------ RECORDS PROVIDED ------

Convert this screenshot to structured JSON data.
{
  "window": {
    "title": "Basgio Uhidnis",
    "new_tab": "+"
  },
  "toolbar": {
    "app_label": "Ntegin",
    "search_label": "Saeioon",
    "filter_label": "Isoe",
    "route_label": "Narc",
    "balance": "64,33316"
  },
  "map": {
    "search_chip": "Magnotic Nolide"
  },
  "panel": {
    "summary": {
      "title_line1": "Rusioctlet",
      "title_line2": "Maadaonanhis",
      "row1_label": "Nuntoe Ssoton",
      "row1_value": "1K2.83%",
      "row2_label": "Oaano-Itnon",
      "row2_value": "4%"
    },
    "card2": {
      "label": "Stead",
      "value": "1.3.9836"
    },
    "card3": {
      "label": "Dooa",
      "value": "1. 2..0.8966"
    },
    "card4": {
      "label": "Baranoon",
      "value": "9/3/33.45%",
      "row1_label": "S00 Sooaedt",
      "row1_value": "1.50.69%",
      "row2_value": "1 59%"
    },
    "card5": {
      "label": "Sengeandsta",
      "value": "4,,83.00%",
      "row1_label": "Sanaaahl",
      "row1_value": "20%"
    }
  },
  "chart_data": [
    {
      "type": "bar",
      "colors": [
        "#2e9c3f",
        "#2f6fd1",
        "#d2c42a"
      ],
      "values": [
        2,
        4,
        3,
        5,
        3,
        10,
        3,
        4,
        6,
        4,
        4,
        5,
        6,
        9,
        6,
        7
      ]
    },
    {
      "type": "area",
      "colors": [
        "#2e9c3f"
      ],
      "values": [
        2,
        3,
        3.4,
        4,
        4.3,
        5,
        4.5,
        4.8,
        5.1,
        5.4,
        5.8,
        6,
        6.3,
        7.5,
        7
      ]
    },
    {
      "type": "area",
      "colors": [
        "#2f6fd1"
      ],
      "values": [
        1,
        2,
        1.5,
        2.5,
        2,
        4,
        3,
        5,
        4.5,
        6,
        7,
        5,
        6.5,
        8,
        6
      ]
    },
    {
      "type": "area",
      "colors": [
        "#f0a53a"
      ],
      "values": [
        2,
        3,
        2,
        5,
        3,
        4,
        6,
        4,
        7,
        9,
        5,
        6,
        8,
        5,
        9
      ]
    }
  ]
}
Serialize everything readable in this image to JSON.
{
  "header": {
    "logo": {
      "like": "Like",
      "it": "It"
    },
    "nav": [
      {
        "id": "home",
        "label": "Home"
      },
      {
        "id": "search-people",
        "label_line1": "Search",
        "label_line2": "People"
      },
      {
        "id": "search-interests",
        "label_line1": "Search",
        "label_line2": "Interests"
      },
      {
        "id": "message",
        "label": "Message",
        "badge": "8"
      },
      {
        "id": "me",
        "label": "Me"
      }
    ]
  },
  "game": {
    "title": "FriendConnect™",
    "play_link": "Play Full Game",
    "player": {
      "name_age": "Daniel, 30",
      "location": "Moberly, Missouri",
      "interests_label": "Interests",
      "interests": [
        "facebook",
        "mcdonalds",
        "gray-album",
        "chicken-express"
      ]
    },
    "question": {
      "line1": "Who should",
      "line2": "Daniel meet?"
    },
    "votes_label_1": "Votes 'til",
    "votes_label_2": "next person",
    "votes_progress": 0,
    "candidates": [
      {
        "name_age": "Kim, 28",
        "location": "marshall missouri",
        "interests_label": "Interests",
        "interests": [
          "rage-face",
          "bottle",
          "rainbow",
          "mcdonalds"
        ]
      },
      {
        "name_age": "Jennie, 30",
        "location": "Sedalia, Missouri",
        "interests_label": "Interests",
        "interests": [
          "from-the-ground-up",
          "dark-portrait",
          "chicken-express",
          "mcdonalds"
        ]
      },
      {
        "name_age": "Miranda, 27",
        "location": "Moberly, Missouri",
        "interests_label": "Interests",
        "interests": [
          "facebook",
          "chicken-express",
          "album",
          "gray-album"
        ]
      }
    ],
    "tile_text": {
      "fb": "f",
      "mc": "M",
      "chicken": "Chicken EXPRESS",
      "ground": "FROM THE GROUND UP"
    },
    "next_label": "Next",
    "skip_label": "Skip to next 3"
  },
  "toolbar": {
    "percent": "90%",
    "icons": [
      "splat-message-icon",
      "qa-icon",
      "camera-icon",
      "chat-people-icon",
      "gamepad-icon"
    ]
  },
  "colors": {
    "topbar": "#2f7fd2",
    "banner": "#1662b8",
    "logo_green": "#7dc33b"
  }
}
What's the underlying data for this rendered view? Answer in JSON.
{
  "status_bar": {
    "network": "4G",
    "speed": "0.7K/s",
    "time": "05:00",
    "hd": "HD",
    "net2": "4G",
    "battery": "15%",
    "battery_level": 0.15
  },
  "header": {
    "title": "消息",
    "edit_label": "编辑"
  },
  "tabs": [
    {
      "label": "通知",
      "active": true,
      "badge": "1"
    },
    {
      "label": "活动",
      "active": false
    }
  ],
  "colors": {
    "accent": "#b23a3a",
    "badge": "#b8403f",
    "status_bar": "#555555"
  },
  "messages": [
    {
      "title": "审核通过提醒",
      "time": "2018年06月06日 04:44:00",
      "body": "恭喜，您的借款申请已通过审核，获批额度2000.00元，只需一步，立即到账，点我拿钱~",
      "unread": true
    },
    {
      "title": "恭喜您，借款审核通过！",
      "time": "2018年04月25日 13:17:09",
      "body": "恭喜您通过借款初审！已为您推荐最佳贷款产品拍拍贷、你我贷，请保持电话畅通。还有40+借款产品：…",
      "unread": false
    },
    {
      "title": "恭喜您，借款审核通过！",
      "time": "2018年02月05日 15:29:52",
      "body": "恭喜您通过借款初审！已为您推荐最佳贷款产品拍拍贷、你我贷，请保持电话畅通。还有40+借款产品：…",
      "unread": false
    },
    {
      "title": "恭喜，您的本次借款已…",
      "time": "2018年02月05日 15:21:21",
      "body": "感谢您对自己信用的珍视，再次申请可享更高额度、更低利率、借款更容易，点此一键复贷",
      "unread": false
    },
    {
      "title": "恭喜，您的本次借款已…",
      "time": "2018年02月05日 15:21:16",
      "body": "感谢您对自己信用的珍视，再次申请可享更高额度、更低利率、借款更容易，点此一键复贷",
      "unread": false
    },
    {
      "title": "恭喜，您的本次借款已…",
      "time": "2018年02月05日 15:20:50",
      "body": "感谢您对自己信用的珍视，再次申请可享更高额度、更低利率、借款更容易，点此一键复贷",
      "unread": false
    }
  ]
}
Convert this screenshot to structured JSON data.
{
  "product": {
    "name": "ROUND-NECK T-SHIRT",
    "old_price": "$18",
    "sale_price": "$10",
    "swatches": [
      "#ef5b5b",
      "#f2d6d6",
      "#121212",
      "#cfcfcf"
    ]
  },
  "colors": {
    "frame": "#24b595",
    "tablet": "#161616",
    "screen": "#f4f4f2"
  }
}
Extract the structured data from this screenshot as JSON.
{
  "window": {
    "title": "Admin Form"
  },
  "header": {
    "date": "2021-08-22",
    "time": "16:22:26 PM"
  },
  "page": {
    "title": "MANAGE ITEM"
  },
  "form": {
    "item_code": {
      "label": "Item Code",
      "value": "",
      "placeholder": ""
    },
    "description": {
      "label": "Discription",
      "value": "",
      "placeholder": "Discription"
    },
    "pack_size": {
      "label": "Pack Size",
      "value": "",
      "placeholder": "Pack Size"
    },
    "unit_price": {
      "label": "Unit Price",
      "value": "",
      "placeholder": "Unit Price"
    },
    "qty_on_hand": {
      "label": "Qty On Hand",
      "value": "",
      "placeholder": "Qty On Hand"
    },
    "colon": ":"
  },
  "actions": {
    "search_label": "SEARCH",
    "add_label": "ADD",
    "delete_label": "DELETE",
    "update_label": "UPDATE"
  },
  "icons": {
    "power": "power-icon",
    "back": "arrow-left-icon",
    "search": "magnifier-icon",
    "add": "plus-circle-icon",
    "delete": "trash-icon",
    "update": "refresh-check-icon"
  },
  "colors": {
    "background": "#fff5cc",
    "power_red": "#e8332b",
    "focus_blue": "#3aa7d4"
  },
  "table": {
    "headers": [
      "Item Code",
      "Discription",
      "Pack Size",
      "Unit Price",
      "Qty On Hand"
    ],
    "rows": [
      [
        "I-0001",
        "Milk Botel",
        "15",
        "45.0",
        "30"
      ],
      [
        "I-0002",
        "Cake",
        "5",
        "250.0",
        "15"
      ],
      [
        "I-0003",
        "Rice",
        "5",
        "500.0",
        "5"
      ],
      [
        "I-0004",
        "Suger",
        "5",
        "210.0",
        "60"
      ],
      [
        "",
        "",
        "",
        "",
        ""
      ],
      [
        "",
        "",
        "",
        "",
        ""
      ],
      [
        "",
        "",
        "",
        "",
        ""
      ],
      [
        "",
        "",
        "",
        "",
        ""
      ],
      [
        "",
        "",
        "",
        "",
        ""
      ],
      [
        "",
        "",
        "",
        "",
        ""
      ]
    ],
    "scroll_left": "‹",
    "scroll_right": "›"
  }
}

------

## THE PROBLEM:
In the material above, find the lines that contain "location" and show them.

## EXERCISE RESPONSE:
      "location": "Moberly, Missouri",
        "location": "marshall missouri",
        "location": "Sedalia, Missouri",
        "location": "Moberly, Missouri",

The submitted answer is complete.